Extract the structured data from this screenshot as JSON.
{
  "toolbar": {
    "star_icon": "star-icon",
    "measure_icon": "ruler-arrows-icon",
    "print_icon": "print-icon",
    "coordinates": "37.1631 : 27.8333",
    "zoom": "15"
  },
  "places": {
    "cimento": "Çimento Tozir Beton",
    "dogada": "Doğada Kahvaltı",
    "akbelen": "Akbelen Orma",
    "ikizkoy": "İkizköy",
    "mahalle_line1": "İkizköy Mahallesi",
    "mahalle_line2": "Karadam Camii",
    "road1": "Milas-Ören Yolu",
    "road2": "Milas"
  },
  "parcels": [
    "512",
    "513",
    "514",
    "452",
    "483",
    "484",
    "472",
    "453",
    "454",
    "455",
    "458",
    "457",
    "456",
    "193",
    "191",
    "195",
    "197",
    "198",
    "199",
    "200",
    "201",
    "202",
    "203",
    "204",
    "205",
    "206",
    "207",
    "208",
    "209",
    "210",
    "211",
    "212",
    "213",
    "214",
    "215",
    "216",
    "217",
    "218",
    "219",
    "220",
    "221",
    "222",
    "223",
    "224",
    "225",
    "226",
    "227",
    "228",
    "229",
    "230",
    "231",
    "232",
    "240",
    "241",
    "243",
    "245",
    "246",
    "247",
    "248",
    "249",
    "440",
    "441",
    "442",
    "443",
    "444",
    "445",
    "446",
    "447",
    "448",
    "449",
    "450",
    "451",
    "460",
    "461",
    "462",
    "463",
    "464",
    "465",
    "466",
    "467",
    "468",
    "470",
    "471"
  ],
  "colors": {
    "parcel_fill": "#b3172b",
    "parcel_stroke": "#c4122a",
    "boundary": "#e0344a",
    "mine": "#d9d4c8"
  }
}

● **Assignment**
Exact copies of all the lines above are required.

● **Task solution**
Extract the structured data from this screenshot as JSON.
{
  "toolbar": {
    "star_icon": "star-icon",
    "measure_icon": "ruler-arrows-icon",
    "print_icon": "print-icon",
    "coordinates": "37.1631 : 27.8333",
    "zoom": "15"
  },
  "places": {
    "cimento": "Çimento Tozir Beton",
    "dogada": "Doğada Kahvaltı",
    "akbelen": "Akbelen Orma",
    "ikizkoy": "İkizköy",
    "mahalle_line1": "İkizköy Mahallesi",
    "mahalle_line2": "Karadam Camii",
    "road1": "Milas-Ören Yolu",
    "road2": "Milas"
  },
  "parcels": [
    "512",
    "513",
    "514",
    "452",
    "483",
    "484",
    "472",
    "453",
    "454",
    "455",
    "458",
    "457",
    "456",
    "193",
    "191",
    "195",
    "197",
    "198",
    "199",
    "200",
    "201",
    "202",
    "203",
    "204",
    "205",
    "206",
    "207",
    "208",
    "209",
    "210",
    "211",
    "212",
    "213",
    "214",
    "215",
    "216",
    "217",
    "218",
    "219",
    "220",
    "221",
    "222",
    "223",
    "224",
    "225",
    "226",
    "227",
    "228",
    "229",
    "230",
    "231",
    "232",
    "240",
    "241",
    "243",
    "245",
    "246",
    "247",
    "248",
    "249",
    "440",
    "441",
    "442",
    "443",
    "444",
    "445",
    "446",
    "447",
    "448",
    "449",
    "450",
    "451",
    "460",
    "461",
    "462",
    "463",
    "464",
    "465",
    "466",
    "467",
    "468",
    "470",
    "471"
  ],
  "colors": {
    "parcel_fill": "#b3172b",
    "parcel_stroke": "#c4122a",
    "boundary": "#e0344a",
    "mine": "#d9d4c8"
  }
}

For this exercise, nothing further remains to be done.